(Records from a data collection)
....

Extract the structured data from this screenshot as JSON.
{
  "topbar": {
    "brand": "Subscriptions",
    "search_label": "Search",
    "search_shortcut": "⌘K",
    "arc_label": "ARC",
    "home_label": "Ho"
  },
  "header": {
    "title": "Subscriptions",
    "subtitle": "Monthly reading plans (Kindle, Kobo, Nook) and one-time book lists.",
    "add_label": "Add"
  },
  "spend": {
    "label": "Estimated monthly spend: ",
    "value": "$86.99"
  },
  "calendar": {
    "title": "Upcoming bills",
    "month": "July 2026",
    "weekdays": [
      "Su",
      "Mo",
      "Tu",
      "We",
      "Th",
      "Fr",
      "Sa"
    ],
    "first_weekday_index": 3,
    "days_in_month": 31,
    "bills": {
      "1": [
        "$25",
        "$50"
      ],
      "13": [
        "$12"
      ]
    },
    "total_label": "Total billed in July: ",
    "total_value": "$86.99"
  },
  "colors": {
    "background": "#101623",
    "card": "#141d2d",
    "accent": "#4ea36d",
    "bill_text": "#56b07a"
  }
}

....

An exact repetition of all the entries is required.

Extract the structured data from this screenshot as JSON.
{
  "topbar": {
    "brand": "Subscriptions",
    "search_label": "Search",
    "search_shortcut": "⌘K",
    "arc_label": "ARC",
    "home_label": "Ho"
  },
  "header": {
    "title": "Subscriptions",
    "subtitle": "Monthly reading plans (Kindle, Kobo, Nook) and one-time book lists.",
    "add_label": "Add"
  },
  "spend": {
    "label": "Estimated monthly spend: ",
    "value": "$86.99"
  },
  "calendar": {
    "title": "Upcoming bills",
    "month": "July 2026",
    "weekdays": [
      "Su",
      "Mo",
      "Tu",
      "We",
      "Th",
      "Fr",
      "Sa"
    ],
    "first_weekday_index": 3,
    "days_in_month": 31,
    "bills": {
      "1": [
        "$25",
        "$50"
      ],
      "13": [
        "$12"
      ]
    },
    "total_label": "Total billed in July: ",
    "total_value": "$86.99"
  },
  "colors": {
    "background": "#101623",
    "card": "#141d2d",
    "accent": "#4ea36d",
    "bill_text": "#56b07a"
  }
}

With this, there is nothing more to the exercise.